Apart from the Kenmare Kestrals, there is at least one other Irish team mentioned inQuidditch Through the Ages. This team is the Ballycastle Bats Northern Ireland. There are Irish creatures mentioned in Fantastic Beasts – the Augurey is also known as the Irish Phoenix.
Another Hiberno-magical phenomenon mentioned in the HP books is the banshee. Seamus boggart is a banshee. A banshee is a sort of phantom-woman, who appears outside a house and wails this is a sign that someone inside the house is very close to death (I dont know if its significant that Seamus approach was to rid her of her voice, thus preventing death). Professor Gilderoy Lockhart recalls in his books how he defeated the Bandon Banshee – Bandon being a town in Cork.
A cultural point that is more an Irish thing than British is Halloween. Halloween isn’t really a huge thing in Britain – Guy Fawkes Day is bigger, and that’s five days after. It gets a quick mention in PS/SS, but other than Dumbledore’s fiery phoenix, it doesn’t get another mention. We all know about the huge number of events that have taken place on Halloweens over the years in the HP world ranging from that famous night to the weekend the DA was formed.
As Ireland was the last place in Europe for Celtic customs to linger, Halloween, or the night before the Samhain festival (which was one of the feasts conducted by the druids), was not squashed by Roman invasion. As is the nature of Halloween, it is only obvious that a school for witchcraft and wizardry should celebrate it!

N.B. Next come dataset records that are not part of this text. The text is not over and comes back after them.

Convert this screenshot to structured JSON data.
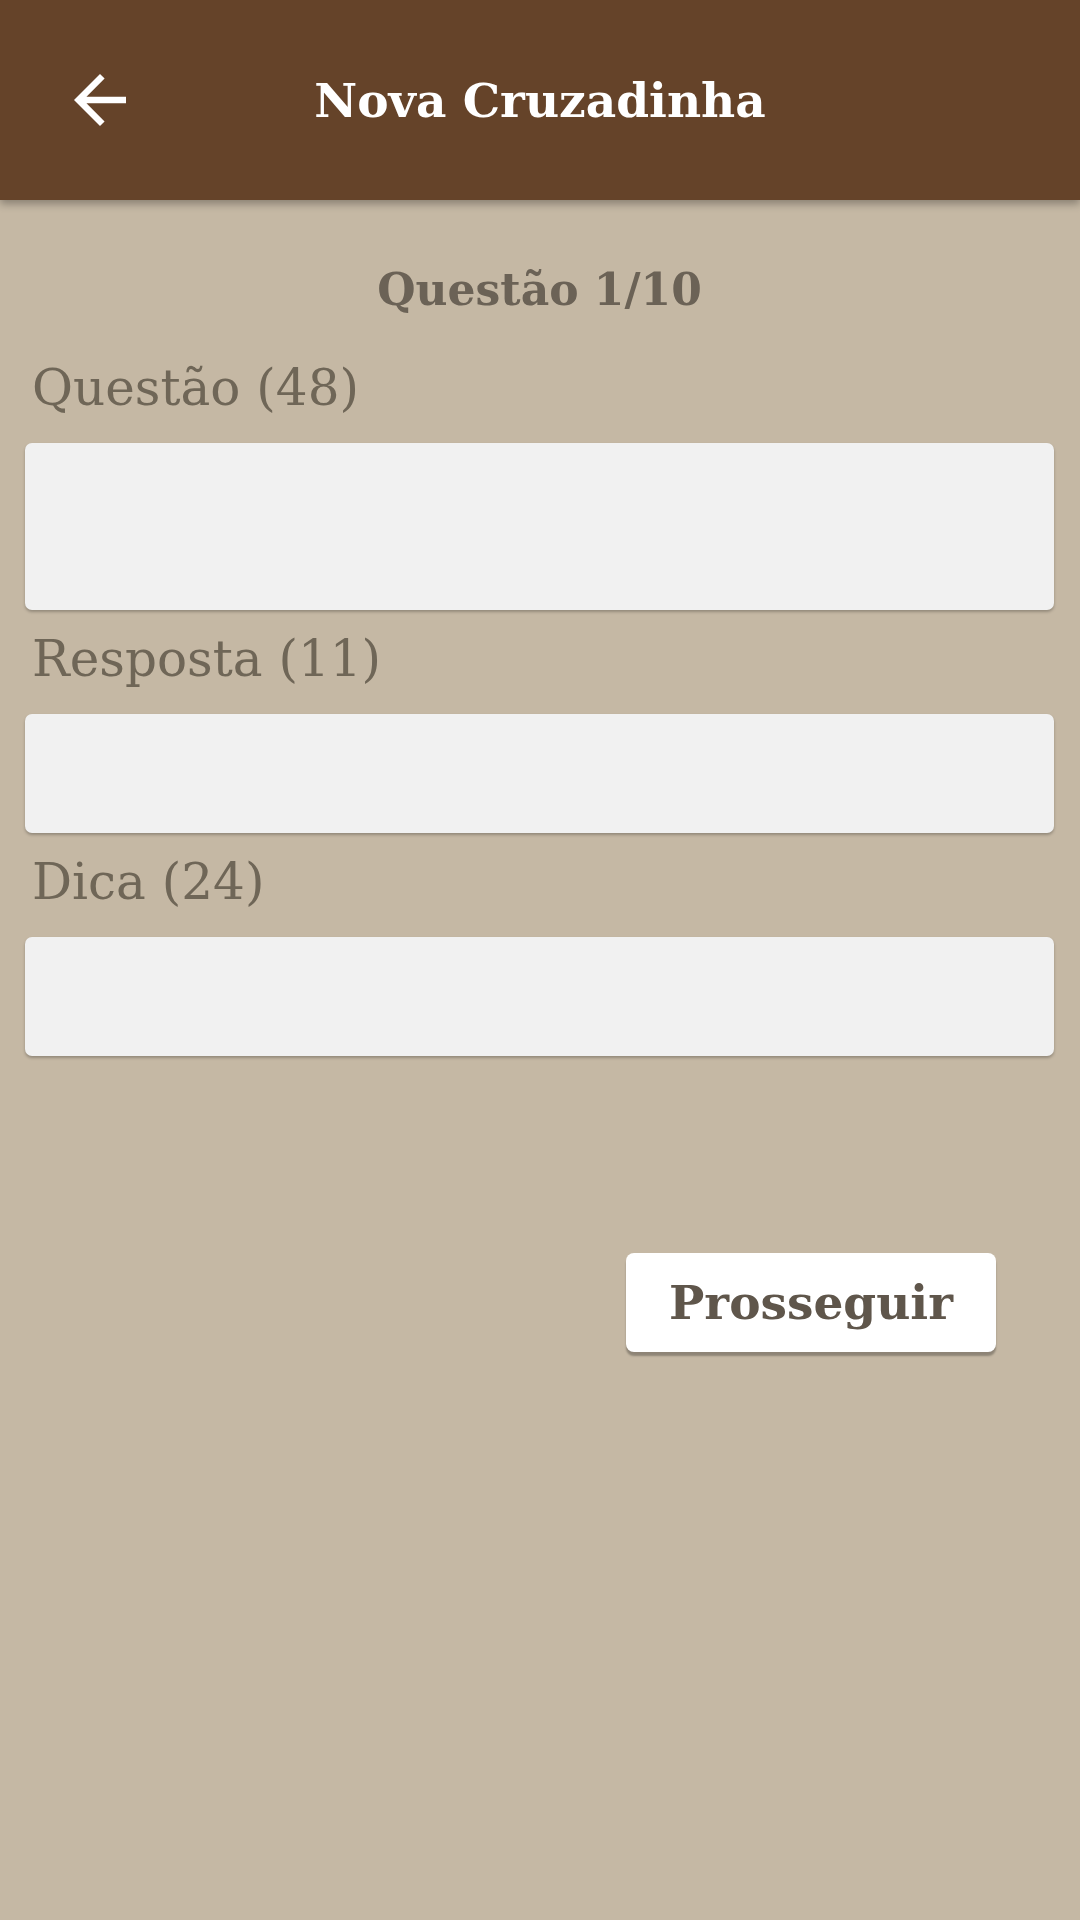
{
  "app_bar": {
    "title": "Nova Cruzadinha"
  },
  "counter": "Questão 1/10",
  "fields": [
    {
      "kind": "multiline",
      "label": "Questão (48)"
    },
    {
      "kind": "single",
      "label": "Resposta (11)"
    },
    {
      "kind": "single",
      "label": "Dica (24)"
    }
  ],
  "button": "Prosseguir"
}
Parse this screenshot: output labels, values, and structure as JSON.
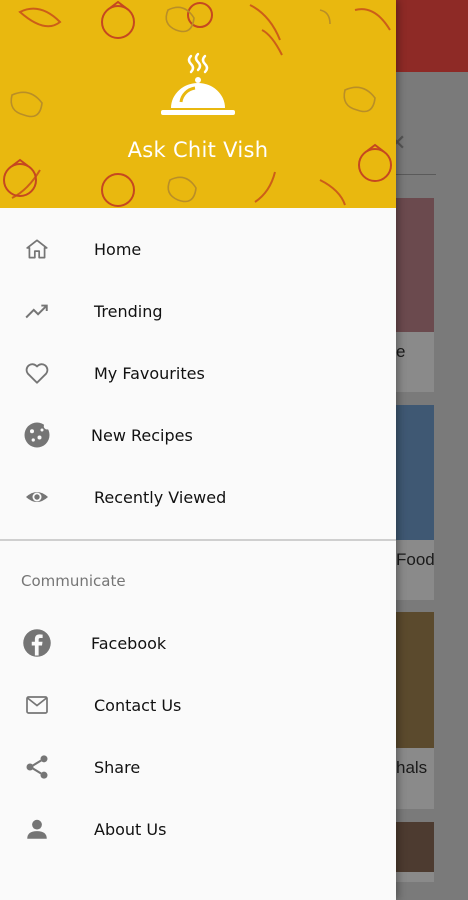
{
  "background": {
    "card_texts": [
      "e",
      "Food",
      "hals"
    ]
  },
  "drawer": {
    "app_name": "Ask Chit Vish",
    "main_menu": [
      {
        "label": "Home",
        "icon": "home-icon"
      },
      {
        "label": "Trending",
        "icon": "trending-icon"
      },
      {
        "label": "My Favourites",
        "icon": "heart-icon"
      },
      {
        "label": "New Recipes",
        "icon": "cookie-icon"
      },
      {
        "label": "Recently Viewed",
        "icon": "eye-icon"
      }
    ],
    "section_title": "Communicate",
    "communicate_menu": [
      {
        "label": "Facebook",
        "icon": "facebook-icon"
      },
      {
        "label": "Contact Us",
        "icon": "mail-icon"
      },
      {
        "label": "Share",
        "icon": "share-icon"
      },
      {
        "label": "About Us",
        "icon": "person-icon"
      }
    ]
  },
  "colors": {
    "header_yellow": "#e9b80f",
    "appbar_red": "#8e2a26",
    "icon_gray": "#757575"
  }
}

A great number of Irish actors have successfully portrayed the HP characters on the big screen. Both actors that have played Albus Dumbledore are Irish the late Richard Harris and the currently cast Michael Gambon. Devon Murray of course plays Seamus, and Brendan Gleeson will be seen as Mad-Eye Moody in the upcoming GoF film.
So reader, have a great 17th March, be you Irish or not!